An important aspect to correct at this point is your own perception of ‘limitations’ – You can only work in IT, you can only work in an office, you can only work in Mumbai.

Ask yourself why – brutally!

You have worked only in IT in the past. So what? You are sales professional!

You can only work in an office? Why? Telecommuting is the least stressful way of working.

You can work only in Mumbai? Are those friends whom you think you will miss looking for a job as well?

Take your personal “Only” list and tear into it!

Connect: Once you have done the first two stages diligently and honestly, you are now ready to hit the job market. Logon to your social media accounts especially LinkedIn and carefully craft your profile. This is a good time to not indulge in loose talk, stay away from commenting on controversial topics and keep focused. Companies are looking for professionals not loose canons.

Get your profile (and posts) checked by someone you know has good language skills – typos and bad grammar are big killers in a job search! Be upfront with your friends and connections (without being desperate and pushy) and ask them for help in scouting for openings.

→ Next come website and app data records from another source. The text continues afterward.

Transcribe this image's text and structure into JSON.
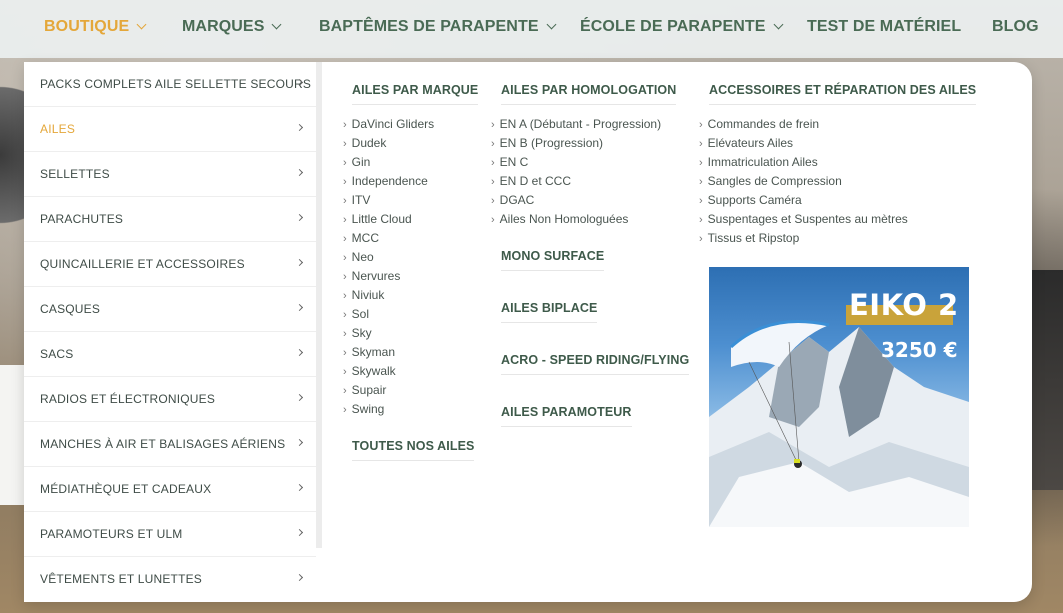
{
  "topnav": {
    "items": [
      {
        "label": "BOUTIQUE",
        "active": true,
        "has_dropdown": true
      },
      {
        "label": "MARQUES",
        "has_dropdown": true
      },
      {
        "label": "BAPTÊMES DE PARAPENTE",
        "has_dropdown": true
      },
      {
        "label": "ÉCOLE DE PARAPENTE",
        "has_dropdown": true
      },
      {
        "label": "TEST DE MATÉRIEL",
        "has_dropdown": false
      },
      {
        "label": "BLOG",
        "has_dropdown": false
      }
    ]
  },
  "categories": [
    {
      "label": "PACKS COMPLETS AILE SELLETTE SECOURS"
    },
    {
      "label": "AILES",
      "active": true
    },
    {
      "label": "SELLETTES"
    },
    {
      "label": "PARACHUTES"
    },
    {
      "label": "QUINCAILLERIE ET ACCESSOIRES"
    },
    {
      "label": "CASQUES"
    },
    {
      "label": "SACS"
    },
    {
      "label": "RADIOS ET ÉLECTRONIQUES"
    },
    {
      "label": "MANCHES À AIR ET BALISAGES AÉRIENS"
    },
    {
      "label": "MÉDIATHÈQUE ET CADEAUX"
    },
    {
      "label": "PARAMOTEURS ET ULM"
    },
    {
      "label": "VÊTEMENTS ET LUNETTES"
    }
  ],
  "col_brand": {
    "title": "AILES PAR MARQUE",
    "items": [
      "DaVinci Gliders",
      "Dudek",
      "Gin",
      "Independence",
      "ITV",
      "Little Cloud",
      "MCC",
      "Neo",
      "Nervures",
      "Niviuk",
      "Sol",
      "Sky",
      "Skyman",
      "Skywalk",
      "Supair",
      "Swing"
    ],
    "footer_title": "TOUTES NOS AILES"
  },
  "col_homolog": {
    "title": "AILES PAR HOMOLOGATION",
    "items": [
      "EN A (Débutant - Progression)",
      "EN B (Progression)",
      "EN C",
      "EN D et CCC",
      "DGAC",
      "Ailes Non Homologuées"
    ],
    "links": [
      "MONO SURFACE",
      "AILES BIPLACE",
      "ACRO - SPEED RIDING/FLYING",
      "AILES PARAMOTEUR"
    ]
  },
  "col_accessories": {
    "title": "ACCESSOIRES ET RÉPARATION DES AILES",
    "items": [
      "Commandes de frein",
      "Elévateurs Ailes",
      "Immatriculation Ailes",
      "Sangles de Compression",
      "Supports Caméra",
      "Suspentages et Suspentes au mètres",
      "Tissus et Ripstop"
    ]
  },
  "promo": {
    "title": "EIKO 2",
    "price": "3250 €",
    "colors": {
      "band": "#c9a33a",
      "sky": "#2d6fb3"
    }
  },
  "colors": {
    "nav_text": "#4a6b55",
    "active": "#e4a73a",
    "menu_bg": "#ffffff"
  }
}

Add the new skills you have acquired. Start posting or blogging about topics you want to be known as being good at. Contribute to forums and online discussions. Take up part-time roles/projects. Freelance. But don’t do nothing and just spam everyone with your resume’ – that approach as they say is #BigFail!

Research companies you would like to work for figure out positions that may open that those firms and apply. This might be a good time to take a contrarian view and look at dynamic young start-ups where your skills are useful. Avoid the parental trap of “secure job in a big company” – there is no such thing anymore. Flipkart was not offering a ‘secure job’ in a ‘big company’ in 2008!

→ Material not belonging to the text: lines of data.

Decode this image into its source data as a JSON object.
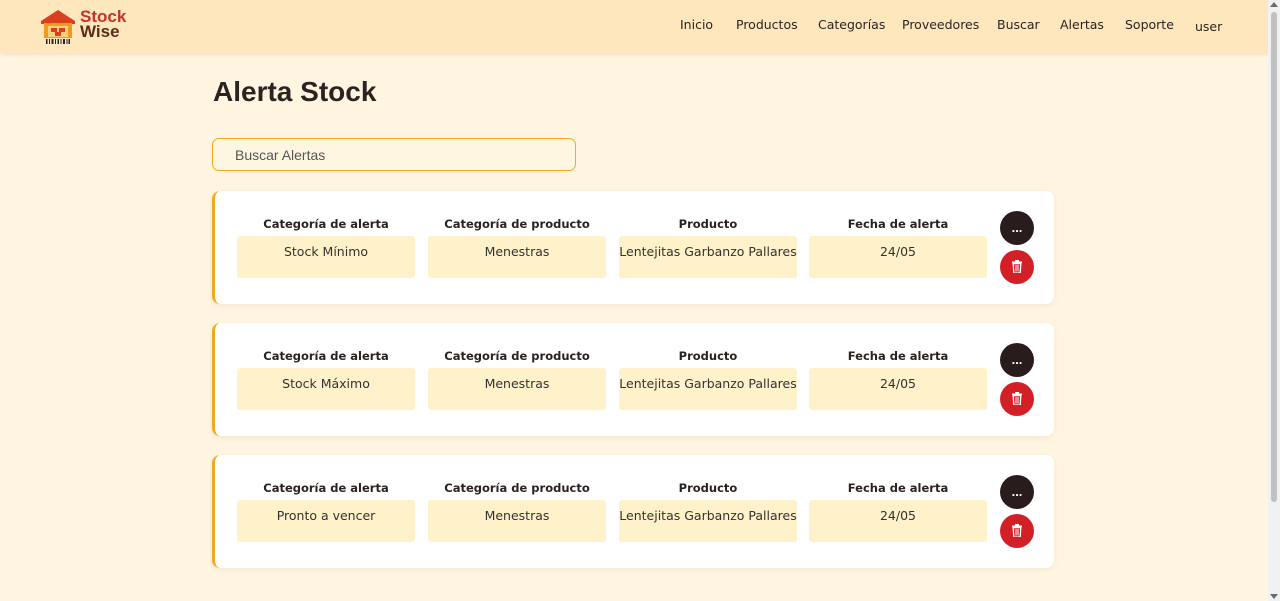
{
  "app": {
    "logo_line1": "Stock",
    "logo_line2": "Wise"
  },
  "nav": {
    "items": [
      {
        "label": "Inicio"
      },
      {
        "label": "Productos"
      },
      {
        "label": "Categorías"
      },
      {
        "label": "Proveedores"
      },
      {
        "label": "Buscar"
      },
      {
        "label": "Alertas"
      },
      {
        "label": "Soporte"
      }
    ],
    "user": "user"
  },
  "page": {
    "title": "Alerta Stock"
  },
  "search": {
    "placeholder": "Buscar Alertas"
  },
  "labels": {
    "alert_category": "Categoría de alerta",
    "product_category": "Categoría de producto",
    "product": "Producto",
    "alert_date": "Fecha de alerta"
  },
  "alerts": [
    {
      "alert_category": "Stock Mínimo",
      "product_category": "Menestras",
      "product": "Lentejitas Garbanzo Pallares",
      "date": "24/05",
      "more_label": "..."
    },
    {
      "alert_category": "Stock Máximo",
      "product_category": "Menestras",
      "product": "Lentejitas Garbanzo Pallares",
      "date": "24/05",
      "more_label": "..."
    },
    {
      "alert_category": "Pronto a vencer",
      "product_category": "Menestras",
      "product": "Lentejitas Garbanzo Pallares",
      "date": "24/05",
      "more_label": "..."
    }
  ],
  "colors": {
    "background": "#fff5e1",
    "navbar": "#ffe7bd",
    "accent": "#f2a91c",
    "field_bg": "#fff1c9",
    "more_button": "#2a1c1c",
    "delete_button": "#d32027"
  },
  "icons": {
    "logo": "warehouse-logo-icon",
    "delete": "trash-icon"
  }
}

Now this stage might drag on for some time – much longer than you expected. Be mentally prepared and don’t lose your cool and your manners. If someone sets up an interview for you and you don’t get the job, have the courtesy to still thank your friend for the effort. An important aside is to avoid getting bogged down. Exercise, stay connected with your friends, and socialize to ensure that you don’t go into a ‘cave’ overwhelmed with the job search process.

Capitalize: Finally you see light at the end of the tunnel – People are looking at your LinkedIn profile and possibly job offer(s) are already coming your way. This is the time to (again) take a deep breath and capitalize on your experiences. Maybe you don’t like political bosses and the next one seems just the type. Do you really want to take up the offer? You might be tempted to capitulate depending on your personal circumstances, but don’t let EMI’s drive your decision. Would you take that job if you didn’t have to pay the EMI for your fancy car? Do you really need that car right now? You might need to go back to the ‘Contextualize’ and ‘Correct’ stages and take another look at your drivers for taking up the new job.

Getting terminated is not the end of the world. It is a small bump in a long journey. Instead of shutting yourself off from everyone, this is the time to take solace and support from your friends and family. (You will be surprised at how approachable your retired father, who has worked only for one company ever, is on the topic) Hopefully with the 4C process you will come out stronger and land that job you never knew you would like so much!

PS: Certain parts of this post, were quoted in an article in the Economic Times: http://bit.ly/19ukqdX

Acknowledgements:

Image courtesy of iosphere at FreeDigitalPhotos.net